Latest Sonos Infringement Suit Against Google Cites 5 More Patents

In addition to a pending lawsuit filed in January, Sonos alleges Google infringes upon five patents involving cloud service streaming, ‘zone scenes’ and equalization.


While a previous patent infringement lawsuit remains pending, wireless audio pioneer Sonos has filed another lawsuit against Google alleging infringement on additional U.S. patents.

Back in January 2020, Sonos filed suit in U.S. District Court for the Central District of California, alleging the search engine behemoth/smart home provider infringed upon five of the company’s 750+ patents granted since its founding in 2002.

Now Sonos is citing five other U.S. patents it alleges Google has also infringed upon – nos. 9,219,460; 9,344,206; 9,967,615; 10,469,966; and 10,779,033 – according to a lawsuit against Google filed Sept. 29 in the U.S. District Court for the Western District of Texas – Waco Division (read the full 87-page filing on scribd).

In the January lawsuit, Sonos cited patent nos. 8,588,949; 9,195,258; 9,129,959; 10,209,953; and 10,439,896, which addressed “fundamental aspects” of wireless whole-home audio system products such as setting up a playback device on a wireless LAN; managing and controlling groups of playback devices; and syncing playback within groups of devices.

In the latest lawsuit, Sonos notes the January 2020 complaint asked the U.S. International Trade Commission (ITC) “to institute an investigation into Google’s unlawful importation into and sale in the United States of infringing products,” which include Google Audio Players (such as various Chromecast, Home and Nest products) plus infringing hardware controllers (phones, tablets, laptops) and apps.

Latest Suit Covers Cloud-Based Streaming, ‘Zone Scenes’ & Room EQ

The ITC investigation has been pending, but “Google has continued to increase its infringement,” according to Sonos in the Sept. 29 filing. Sonos points to press reports of new Google products that expand upon incorporation of those aspects cited in the January suit.

“In the face of Google’s unrelenting infringement, Sonos has no choice but to bring this suit,” the Sept. 29 complaint states. “In this action, Sonos asserts patents that are not at issue in the ITC or the related district court action. Sonos is also accusing Google’s Wireless Audio System of infringing different patented features than are at issue in either of those actions.”

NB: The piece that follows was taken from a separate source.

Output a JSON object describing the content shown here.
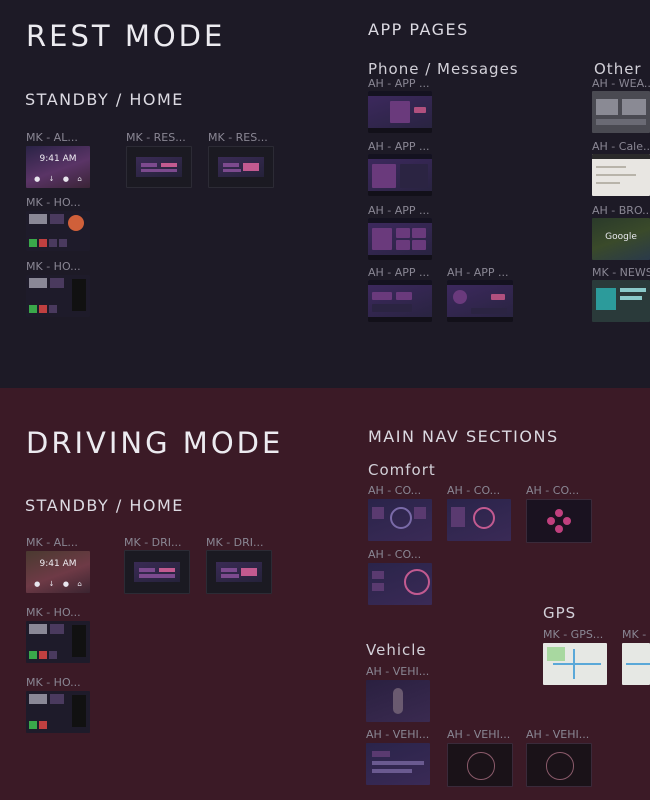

Toward that end, among the innovations Sonos points to in the patents Google allegedly infringed upon in its latest suit are key aspects related to: streaming music from a cloud-based service to a media playback system; creating, managing and invoking “zone scenes” to configure how multiple audio players work together; and dynamically adjusting the equalization of a playback device based on its environment.

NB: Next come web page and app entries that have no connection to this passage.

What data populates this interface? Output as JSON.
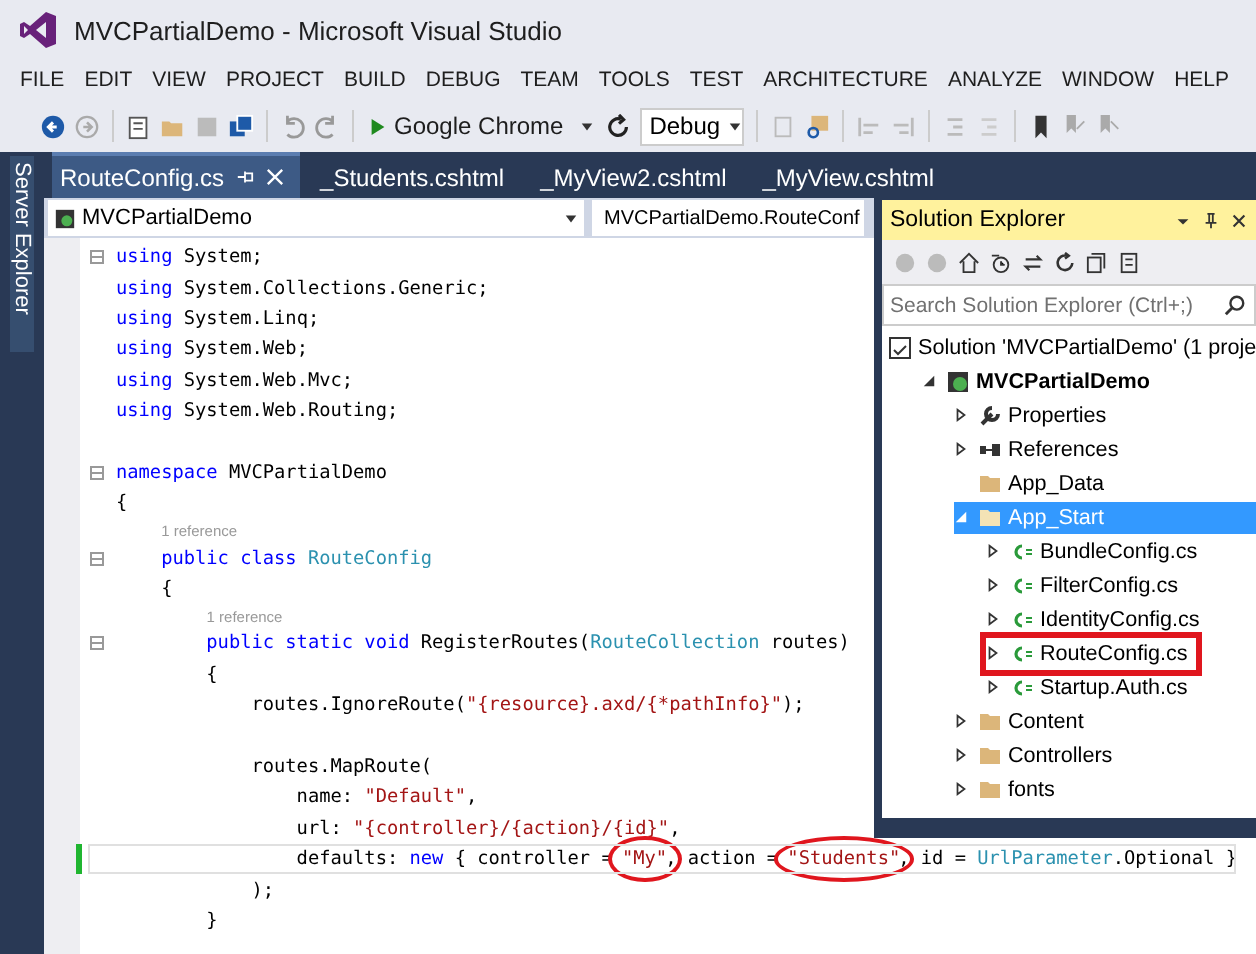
{
  "window": {
    "title": "MVCPartialDemo - Microsoft Visual Studio"
  },
  "menu": [
    "FILE",
    "EDIT",
    "VIEW",
    "PROJECT",
    "BUILD",
    "DEBUG",
    "TEAM",
    "TOOLS",
    "TEST",
    "ARCHITECTURE",
    "ANALYZE",
    "WINDOW",
    "HELP"
  ],
  "toolbar": {
    "run_target": "Google Chrome",
    "configuration": "Debug"
  },
  "side_tab": "Server Explorer",
  "tabs": [
    {
      "label": "RouteConfig.cs",
      "selected": true
    },
    {
      "label": "_Students.cshtml",
      "selected": false
    },
    {
      "label": "_MyView2.cshtml",
      "selected": false
    },
    {
      "label": "_MyView.cshtml",
      "selected": false
    }
  ],
  "navigation": {
    "project": "MVCPartialDemo",
    "type": "MVCPartialDemo.RouteConf"
  },
  "code": [
    {
      "kind": "code",
      "fold": true,
      "tokens": [
        {
          "kind": "kw",
          "text": "using"
        },
        {
          "kind": "plain",
          "text": " System;"
        }
      ]
    },
    {
      "kind": "code",
      "tokens": [
        {
          "kind": "kw",
          "text": "using"
        },
        {
          "kind": "plain",
          "text": " System.Collections.Generic;"
        }
      ]
    },
    {
      "kind": "code",
      "tokens": [
        {
          "kind": "kw",
          "text": "using"
        },
        {
          "kind": "plain",
          "text": " System.Linq;"
        }
      ]
    },
    {
      "kind": "code",
      "tokens": [
        {
          "kind": "kw",
          "text": "using"
        },
        {
          "kind": "plain",
          "text": " System.Web;"
        }
      ]
    },
    {
      "kind": "code",
      "tokens": [
        {
          "kind": "kw",
          "text": "using"
        },
        {
          "kind": "plain",
          "text": " System.Web.Mvc;"
        }
      ]
    },
    {
      "kind": "code",
      "tokens": [
        {
          "kind": "kw",
          "text": "using"
        },
        {
          "kind": "plain",
          "text": " System.Web.Routing;"
        }
      ]
    },
    {
      "kind": "blank"
    },
    {
      "kind": "code",
      "fold": true,
      "tokens": [
        {
          "kind": "kw",
          "text": "namespace"
        },
        {
          "kind": "plain",
          "text": " MVCPartialDemo"
        }
      ]
    },
    {
      "kind": "code",
      "tokens": [
        {
          "kind": "plain",
          "text": "{"
        }
      ]
    },
    {
      "kind": "code",
      "fold": true,
      "lens": "1 reference",
      "tokens": [
        {
          "kind": "kw",
          "text": "    public class "
        },
        {
          "kind": "type",
          "text": "RouteConfig"
        }
      ]
    },
    {
      "kind": "code",
      "tokens": [
        {
          "kind": "plain",
          "text": "    {"
        }
      ]
    },
    {
      "kind": "code",
      "fold": true,
      "lens": "1 reference",
      "tokens": [
        {
          "kind": "kw",
          "text": "        public static void"
        },
        {
          "kind": "plain",
          "text": " RegisterRoutes("
        },
        {
          "kind": "type",
          "text": "RouteCollection"
        },
        {
          "kind": "plain",
          "text": " routes)"
        }
      ]
    },
    {
      "kind": "code",
      "tokens": [
        {
          "kind": "plain",
          "text": "        {"
        }
      ]
    },
    {
      "kind": "code",
      "tokens": [
        {
          "kind": "plain",
          "text": "            routes.IgnoreRoute("
        },
        {
          "kind": "str",
          "text": "\"{resource}.axd/{*pathInfo}\""
        },
        {
          "kind": "plain",
          "text": ");"
        }
      ]
    },
    {
      "kind": "blank"
    },
    {
      "kind": "code",
      "tokens": [
        {
          "kind": "plain",
          "text": "            routes.MapRoute("
        }
      ]
    },
    {
      "kind": "code",
      "tokens": [
        {
          "kind": "plain",
          "text": "                name: "
        },
        {
          "kind": "str",
          "text": "\"Default\""
        },
        {
          "kind": "plain",
          "text": ","
        }
      ]
    },
    {
      "kind": "code",
      "tokens": [
        {
          "kind": "plain",
          "text": "                url: "
        },
        {
          "kind": "str",
          "text": "\"{controller}/{action}/{id}\""
        },
        {
          "kind": "plain",
          "text": ","
        }
      ]
    },
    {
      "kind": "code",
      "changed": true,
      "current": true,
      "tokens": [
        {
          "kind": "plain",
          "text": "                defaults: "
        },
        {
          "kind": "kw",
          "text": "new"
        },
        {
          "kind": "plain",
          "text": " { controller = "
        },
        {
          "kind": "str",
          "text": "\"My\"",
          "circled": true
        },
        {
          "kind": "plain",
          "text": ", action = "
        },
        {
          "kind": "str",
          "text": "\"Students\"",
          "circled": true
        },
        {
          "kind": "plain",
          "text": ", id = "
        },
        {
          "kind": "type",
          "text": "UrlParameter"
        },
        {
          "kind": "plain",
          "text": ".Optional }"
        }
      ]
    },
    {
      "kind": "code",
      "tokens": [
        {
          "kind": "plain",
          "text": "            );"
        }
      ]
    },
    {
      "kind": "code",
      "tokens": [
        {
          "kind": "plain",
          "text": "        }"
        }
      ]
    }
  ],
  "solution_explorer": {
    "title": "Solution Explorer",
    "search": {
      "placeholder": "Search Solution Explorer (Ctrl+;)"
    },
    "tree": [
      {
        "kind": "solution",
        "label": "Solution 'MVCPartialDemo' (1 proje",
        "selected": false,
        "children": [
          {
            "kind": "project",
            "label": "MVCPartialDemo",
            "expanded": true,
            "selected": false,
            "children": [
              {
                "kind": "properties",
                "label": "Properties",
                "expanded": false,
                "selected": false
              },
              {
                "kind": "references",
                "label": "References",
                "expanded": false,
                "selected": false
              },
              {
                "kind": "folder",
                "label": "App_Data",
                "selected": false
              },
              {
                "kind": "folder",
                "label": "App_Start",
                "expanded": true,
                "selected": true,
                "children": [
                  {
                    "kind": "csharp",
                    "label": "BundleConfig.cs",
                    "expanded": false,
                    "selected": false
                  },
                  {
                    "kind": "csharp",
                    "label": "FilterConfig.cs",
                    "expanded": false,
                    "selected": false
                  },
                  {
                    "kind": "csharp",
                    "label": "IdentityConfig.cs",
                    "expanded": false,
                    "selected": false
                  },
                  {
                    "kind": "csharp",
                    "label": "RouteConfig.cs",
                    "expanded": false,
                    "selected": false,
                    "highlighted": true
                  },
                  {
                    "kind": "csharp",
                    "label": "Startup.Auth.cs",
                    "expanded": false,
                    "selected": false
                  }
                ]
              },
              {
                "kind": "folder",
                "label": "Content",
                "expanded": false,
                "selected": false
              },
              {
                "kind": "folder",
                "label": "Controllers",
                "expanded": false,
                "selected": false
              },
              {
                "kind": "folder",
                "label": "fonts",
                "expanded": false,
                "selected": false
              }
            ]
          }
        ]
      }
    ]
  }
}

Regarding streaming from cloud-based service via a smartphone to an audio playback system, for instance, “Sonos was well ahead of the field when it began to develop these inventions in 2011,” the company states.

“At a time years before Google released its first Chromecast product, Sonos envisioned a novel experience of continuous and intuitive control of a user’s entire streaming listening experience, across multiple networked devices, including smart phones and/or smart speakers. … This paradigm is now fundamental across the entire streaming industry as user expectations of continuous listening experiences have continued to converge with Sonos’s vision.”

Google Market Dominance, Discount Offers Detrimental to Sonos

Moreover, the lawsuit continues, the combination of Google’s ability as a dominant search engine provider and advertiser as well as consumer data collector enables it to drive users to toward buying more streaming subscriptions (of its own Google Play Music and YouTube Music, for example) and retail purchases through its audio systems, according to Sonos.

That, combined with the ability to offer consumers products at discount pricing as a “loss leader” has helped Google continue to generate billions of dollars, and at the expense of Sonos.

“Google’s infringement – and its strategy to sell its infringing products at a loss to develop alternative revenue streams – has caused significant damage to Sonos,” the company alleges.

“For example, the Google Home Mini predatorily implemented Sonos’s valuable patented technology into an all-in-one wireless multi-room product that Google sells at a highly subsidized price point or even gives away for free,” Sonos notes, citing a Spotify Premium promotion that included the Google smart speaker.